Just as we would not want our natural abilities in athletics to be denied due to unknown medical issues, we cannot afford to let our children’s communication skills wither from lack of effort on their part. For those children that truly do have articulation problems, effective treatment must begin early.
Children who have delayed language skills often show improvement when they begin addressing the issue. Speech therapy will teach them how to use words as well as what words mean and how they are used in sentences. It can also help children learn strategies for organizing their thoughts while speaking and learning new vocabulary words.
For instance, one of the tricks to saying something at the same time that you’re thinking is called “inclusive language.” So when you’re trying to say “Winston Churchill” or “Vladimir Nabokov,” you’re actually saying “Winston Churchill” and “Vladimir Nabokov.” And that means you have to practice all these different ways of saying the words: You can say them separately or out loud, or you can write them down, or draw pictures of them. Then when you want to say something, instead of just sticking with one way and waiting for your mouth to make the noise, try saying “Winston Churchill” and “Vladimir Nabokov” out loud together. That way they’ll come out in sync!
Speech therapists can no longer see most clients in person. Many are working remotely through videoconferencing or providing phone calls to support clients and their caretakers as they work on speech and language skills at home. But what if your child or client doesn’t have access to the internet, or you don’t have a phone that can text? What if your child is still too young for video conferencing and texting?
This article will provide you with ideas for supporting speech and language skills at home without the use of technology. These activities are designed to be completed using materials that you likely have around your house. For example, children can practice making speech sounds using pots and pans from the kitchen, or practice following directions by using old magazines from the recycling bin to cut out pictures and make a collage.
First off, speak with your child’s speech therapist about some of the specific goals you’re working on, as well as any games or exercises they recommend. Then take some time to think about your child’s interests—what kinds of activities does he or she enjoy? What are his or her favorite toys at home? It’s often easiest for children to engage in activities that are linked to topics they already enjoy.
In the list below, we’ve created some ideas for fun exercises you can do at home! Remember that it’s not just the exercise itself that’s important, but also how you do it: have fun together! Don’t get frustrated if your child doesn’t catch on right away, and try not to be too directive—play and explore together.
Speech therapy is a type of therapy that helps people who have difficulties with communication and swallowing. The treatment is conducted by a speech therapist.
However, speech therapists also work with patients who have other problems such as learning disabilities, stuttering, and attention deficit hyperactivity disorder (ADHD).
The goal of speech therapy is to help the patient improve their ability to speak clearly and understand others. If you are looking for a way to help your child improve their speech skills without spending money on expensive sessions at the clinic, then doing it at home may be an option for you.
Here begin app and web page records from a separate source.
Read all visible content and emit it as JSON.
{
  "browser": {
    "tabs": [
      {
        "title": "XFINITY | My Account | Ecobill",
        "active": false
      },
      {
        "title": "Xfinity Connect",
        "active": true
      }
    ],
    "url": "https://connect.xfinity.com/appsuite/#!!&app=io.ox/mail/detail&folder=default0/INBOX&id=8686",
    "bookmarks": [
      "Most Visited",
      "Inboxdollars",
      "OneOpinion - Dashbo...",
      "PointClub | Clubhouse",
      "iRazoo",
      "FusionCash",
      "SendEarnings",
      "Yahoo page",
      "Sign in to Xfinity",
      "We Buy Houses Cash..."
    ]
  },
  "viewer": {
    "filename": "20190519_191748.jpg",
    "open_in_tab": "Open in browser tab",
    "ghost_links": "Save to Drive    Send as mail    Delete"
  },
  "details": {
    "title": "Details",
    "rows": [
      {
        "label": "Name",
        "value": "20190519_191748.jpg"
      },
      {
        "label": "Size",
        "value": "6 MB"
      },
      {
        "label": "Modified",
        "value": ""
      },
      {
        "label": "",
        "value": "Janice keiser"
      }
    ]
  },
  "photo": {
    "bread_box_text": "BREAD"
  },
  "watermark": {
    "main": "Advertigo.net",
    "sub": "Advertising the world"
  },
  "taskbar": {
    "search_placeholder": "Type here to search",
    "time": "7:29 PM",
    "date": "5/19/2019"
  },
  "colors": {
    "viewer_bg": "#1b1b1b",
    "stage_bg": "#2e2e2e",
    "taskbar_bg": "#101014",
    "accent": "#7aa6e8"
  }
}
Before starting any kind of treatment plan, it is important that you understand what exactly your child needs in order to succeed with their new skills. Not only will this help them reach their goals faster but it will also allow them to feel more confident when they are talking in front of others or even just talking on the phone.
There are many different things that can contribute towards how successful someone will be with therapy at home. For instance, if they were born prematurely then they might not have developed some parts of their brain which control speech patterns yet; therefore this could lead them struggling more than someone who was born on time.